Ward 2 Candidate Lisa Vezeau-Allen, who is passionate about improving the downtown core of our community and finding a comprehensive solution to the Sault’s drug, homelessness and poverty problems, came into the ONNtv studios to share her take on how to address these issues.
She sent in the following release on the matter.
Sault Ste. Marie, we are not alone in our drug situation. The statistics, unfortunately
support what people have been saying to me, when I ask what concerns them in their
neighbourhoods, in our city and in our greater community. The instances of crime are
also high priorities in the minds of our citizens, and certainly directly related to the
increase in drug use.
Is there an easy solution? Can one organization “fix” the problem?
No, I firmly believe that we need a task force with key personnel to work together, firstly understanding the why (as Dr. Tam reports, poverty and homelessness are chief causes for opioid use), and moving onto an action plan. Health and Safety are my top two priorities (as determined by the needs of my community), and on this task force we need law enforcement, addiction counsellors, justice, medical professionals, social service agencies and city representatives, to come together and become informed, to create solutions, not blame.
We cannot hold any one department, division, organization accountable. We need to
work together in collaboration to change the statistics listed below.
From 2018 Community Health Profile (Algoma Public Health)
Opioids are a major cause of drug toxicity hospitalizations in Algoma.
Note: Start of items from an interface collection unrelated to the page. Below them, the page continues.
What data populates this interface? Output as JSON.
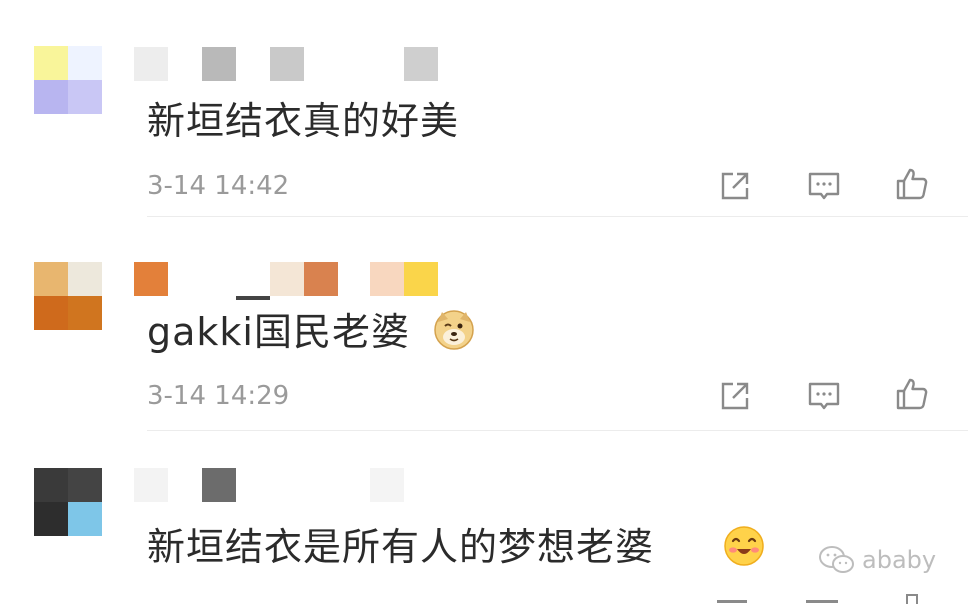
{
  "comments": [
    {
      "text": "新垣结衣真的好美",
      "time": "3-14 14:42",
      "avatar_colors": [
        "#f9f59a",
        "#eef3ff",
        "#b8b5f0",
        "#c9c7f5"
      ]
    },
    {
      "text": "gakki国民老婆",
      "time": "3-14 14:29",
      "avatar_colors": [
        "#e8b66f",
        "#ede8dc",
        "#cf6a1c",
        "#d0751f"
      ]
    },
    {
      "text": "新垣结衣是所有人的梦想老婆",
      "time": "",
      "avatar_colors": [
        "#3a3a3a",
        "#444444",
        "#2d2d2d",
        "#7ec6e8"
      ]
    }
  ],
  "icons": {
    "share": "share-icon",
    "reply": "comment-icon",
    "like": "thumbs-up-icon"
  },
  "watermark": {
    "text": "ababy"
  },
  "colors": {
    "text": "#2b2b2b",
    "time": "#9a9a9a",
    "icon": "#8a8a8a"
  }
}
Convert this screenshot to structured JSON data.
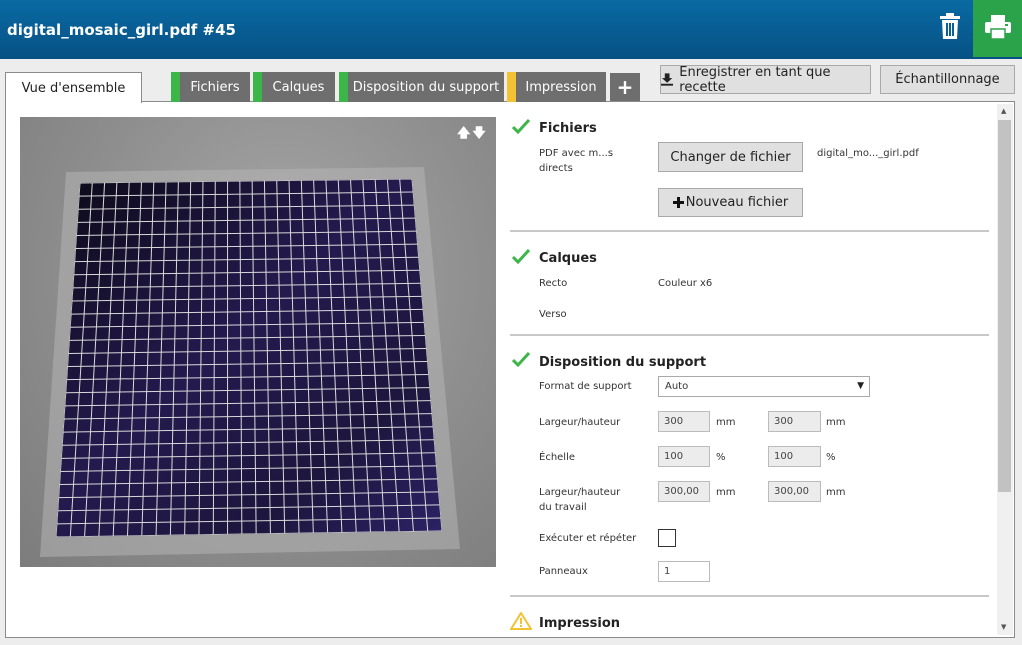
{
  "header": {
    "title": "digital_mosaic_girl.pdf #45",
    "trash_icon": "trash-icon",
    "print_icon": "printer-icon",
    "print_color": "#2aa34a"
  },
  "tabs": [
    {
      "label": "Vue d'ensemble",
      "active": true
    },
    {
      "label": "Fichiers",
      "status_color": "#3cb549"
    },
    {
      "label": "Calques",
      "status_color": "#3cb549"
    },
    {
      "label": "Disposition du support",
      "status_color": "#3cb549"
    },
    {
      "label": "Impression",
      "status_color": "#f2c232"
    },
    {
      "label": "+"
    }
  ],
  "actions": {
    "save_recipe": "Enregistrer en tant que recette",
    "sampling": "Échantillonnage"
  },
  "preview": {
    "arrows": "🡅🡇"
  },
  "fichiers": {
    "title": "Fichiers",
    "pdf_label": "PDF avec m...s directs",
    "change_button": "Changer de fichier",
    "file_name": "digital_mo..._girl.pdf",
    "new_button": "Nouveau fichier"
  },
  "calques": {
    "title": "Calques",
    "recto_label": "Recto",
    "recto_value": "Couleur x6",
    "verso_label": "Verso"
  },
  "disposition": {
    "title": "Disposition du support",
    "format_label": "Format de support",
    "format_value": "Auto",
    "size_label": "Largeur/hauteur",
    "width": "300",
    "height": "300",
    "size_unit": "mm",
    "scale_label": "Échelle",
    "scale_x": "100",
    "scale_y": "100",
    "scale_unit": "%",
    "work_label": "Largeur/hauteur du travail",
    "work_width": "300,00",
    "work_height": "300,00",
    "work_unit": "mm",
    "step_repeat_label": "Exécuter et répéter",
    "panels_label": "Panneaux",
    "panels_value": "1"
  },
  "impression": {
    "title": "Impression",
    "status": "warning"
  }
}
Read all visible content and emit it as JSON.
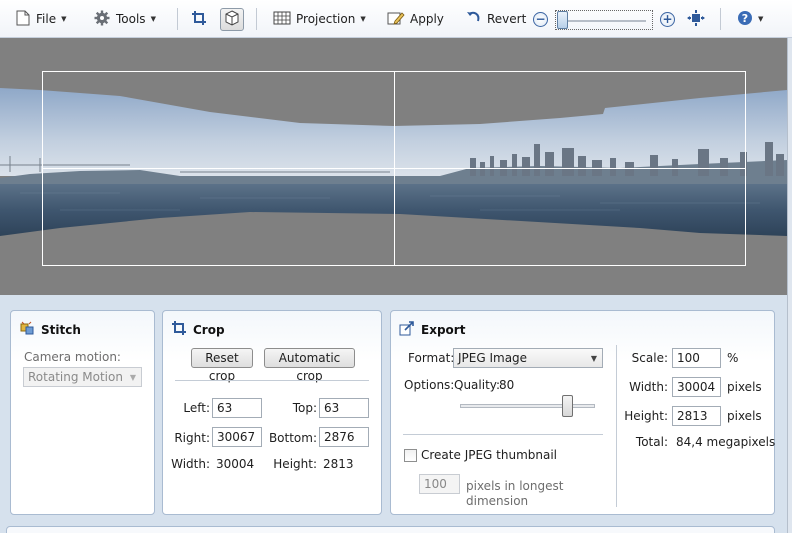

The rates of
hospitalizations for opioid toxicity in 2017 were as follows:
45.7 per 100,000 people in Algoma,
27.2 per 100,000 people in the NE LHIN, and 1
14.6 per 100,000 people in Ontario.
There were 15 deaths due to opioid overdoses in Algoma in 2016
More than 11 Canadians are dying every day on average because of opioids, according
to new data from the federal government. (Carly Weeks: Globe and Mail; September
Poverty and homelessness are among the chief causes of the opioid crisis, and many
Canadians simply do not see its effects, she said, adding that focusing on these issues,
rather than drug use, would help.